Dori K. Stibolt is a West Palm Beach, Florida based partner with Fox Rothschild LLP.  She focuses her practice on litigation and labor and employment issues and has taken a special interest in the cannabis business.  You can contact Dori at 561-804-4417 or dstibolt@foxrothschild.com.

Despite the rumor that Florida’s new governor (Ron De Santis) will be friendlier to medical marijuana than Rick Scott, oral arguments were held earlier this week and the attorneys representing the State of Florida vigorously argued to uphold the current smoking ban.  Leon County Circuit Judge Karen Gievers had previously agreed with the plaintiffs and struck down the smoking ban, but her decision had been stayed after the State of Florida appealed.

During oral argument, the appellate panel of judges raised the question of whether the Florida legislature has the political power to veto what the people have passed.

The Florida Department of Health attorneys argued that the immunity set forth in Florida’s Amendment Two was for medical use only.  Since smoking causes cardiovascular and respiratory health problems, the Florida legislature was well within its rights to limit delivery methods that would negatively impact health.

Regarding the section set forth in Amendment Two which provides for restriction on where medical marijuana patients can smoke marijuana, which restricts smoking in public, the DOH attorneys argued that section did not create a conflict because the section was set forth in the limitation section.

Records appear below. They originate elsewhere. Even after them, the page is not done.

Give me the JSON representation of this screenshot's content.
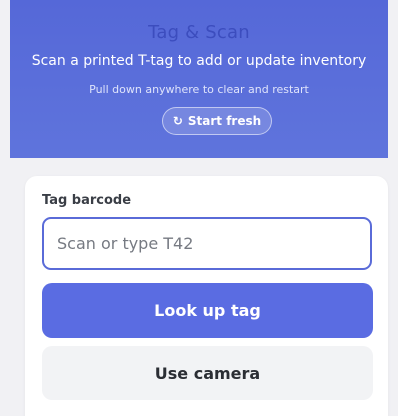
{
  "header": {
    "title": "Tag & Scan",
    "subtitle": "Scan a printed T-tag to add or update inventory",
    "hint": "Pull down anywhere to clear and restart",
    "start_button": {
      "icon": "↻",
      "label": "Start fresh"
    }
  },
  "form": {
    "barcode_label": "Tag barcode",
    "barcode_value": "",
    "barcode_placeholder": "Scan or type T42",
    "lookup_label": "Look up tag",
    "camera_label": "Use camera"
  },
  "colors": {
    "header_bg": "#5a6ce2",
    "primary_button": "#5a6ce2",
    "secondary_button": "#f2f3f5",
    "page_bg": "#f1f1f4"
  }
}
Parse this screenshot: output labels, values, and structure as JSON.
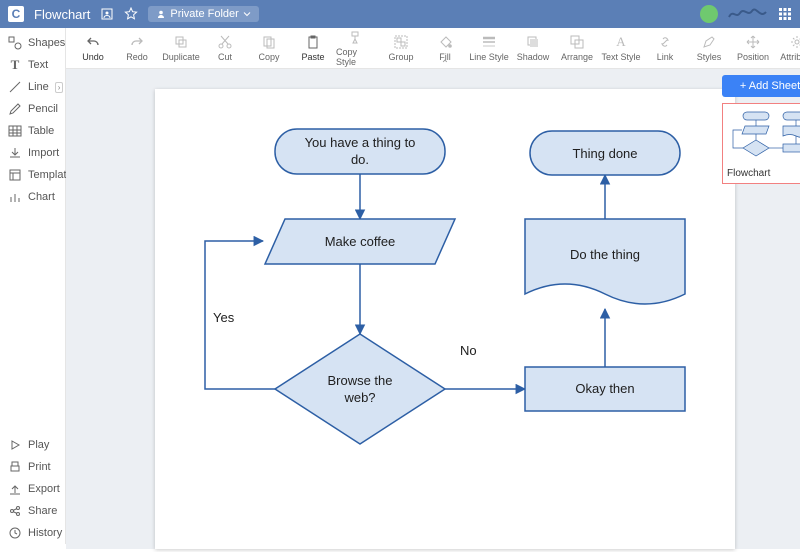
{
  "header": {
    "title": "Flowchart",
    "folder_label": "Private Folder"
  },
  "sidebar": {
    "top": [
      {
        "icon": "shapes",
        "label": "Shapes"
      },
      {
        "icon": "text",
        "label": "Text"
      },
      {
        "icon": "line",
        "label": "Line"
      },
      {
        "icon": "pencil",
        "label": "Pencil"
      },
      {
        "icon": "table",
        "label": "Table"
      },
      {
        "icon": "import",
        "label": "Import"
      },
      {
        "icon": "template",
        "label": "Template"
      },
      {
        "icon": "chart",
        "label": "Chart"
      }
    ],
    "bottom": [
      {
        "icon": "play",
        "label": "Play"
      },
      {
        "icon": "print",
        "label": "Print"
      },
      {
        "icon": "export",
        "label": "Export"
      },
      {
        "icon": "share",
        "label": "Share"
      },
      {
        "icon": "history",
        "label": "History"
      }
    ]
  },
  "toolbar": {
    "items": [
      {
        "id": "undo",
        "label": "Undo"
      },
      {
        "id": "redo",
        "label": "Redo"
      },
      {
        "id": "duplicate",
        "label": "Duplicate"
      },
      {
        "id": "cut",
        "label": "Cut"
      },
      {
        "id": "copy",
        "label": "Copy"
      },
      {
        "id": "paste",
        "label": "Paste"
      },
      {
        "id": "copystyle",
        "label": "Copy Style"
      },
      {
        "id": "group",
        "label": "Group"
      },
      {
        "id": "fill",
        "label": "Fill"
      },
      {
        "id": "linestyle",
        "label": "Line Style"
      },
      {
        "id": "shadow",
        "label": "Shadow"
      },
      {
        "id": "arrange",
        "label": "Arrange"
      },
      {
        "id": "textstyle",
        "label": "Text Style"
      },
      {
        "id": "link",
        "label": "Link"
      },
      {
        "id": "styles",
        "label": "Styles"
      },
      {
        "id": "position",
        "label": "Position"
      },
      {
        "id": "attribute",
        "label": "Attribute"
      }
    ],
    "add_sheet_label": "+ Add Sheet"
  },
  "thumbnail": {
    "label": "Flowchart"
  },
  "flowchart": {
    "nodes": {
      "start": {
        "line1": "You have a thing to",
        "line2": "do."
      },
      "coffee": "Make coffee",
      "browse": {
        "line1": "Browse the",
        "line2": "web?"
      },
      "okay": "Okay then",
      "dothing": "Do the thing",
      "done": "Thing done"
    },
    "edges": {
      "yes": "Yes",
      "no": "No"
    }
  }
}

Attorneys for People United for Medical Marijuana (“People United”) and Catherine Jordan argued that since the definition of medical marijuana included smokable medical marijuana, the legislature could not restrict that method of delivery in its regulation without creating a constitutional conflict.

Additionally, attorneys for People United argued that the language permitting the Florida legislature to regulate for safety meant that issues like pesticides and the like could be regulated, but that safety regulations could not conflict with the constitutional amendment language which did not restrict delivery methods.

Counsel for People United made an emotional argument regarding patient Cathy Jordan who has suffered from ALS since 1986 and was given 3-5 years to live back in 1986.  Ms. Jordan claims that smoking medical marijuana has kept her alive.

Cathy Jordan is not trying to have a good time, she is trying to live.

A video of the oral arguments can be viewed here.

Dori K. Stibolt is a West Palm Beach, Florida based partner with Fox Rothschild LLP.  She focuses her practice on litigation and labor and employment issues and has taken a special interest in the cannabis business.  You can contact Dori at 561-804-4417 or dstibolt@foxrothschild.com.

On January 15, 2019, Fox Rothschild attorneys Josh Horn and Joseph McNelis will present Employment Compliance in the Age of Legalized Marijuana to the Greater Valley Forge HR Association in King of Prussia, PA.

Joshua Horn, Partner, Fox Rothschild LLP

Joseph A. McNelis III, Associate, Fox Rothschild LLP

The presentation will discuss the challenges Pennsylvania employers face given the dichotomy between state and federal laws governing cannabis. Josh and Joe will will provide an overview of federal and state marijuana laws (particularly the Pennsylvania Medical Marijuana Act), discuss specific aspects of the employment relationship affected by the legalization of marijuana, and offer practical guidance for employers on how to navigate this new and developing area of the law.

For more information and to attend the event, click here.

Also–don’t forget to check out our “White Paper” on the same topic, which provides a great overview and important takeaways for employers.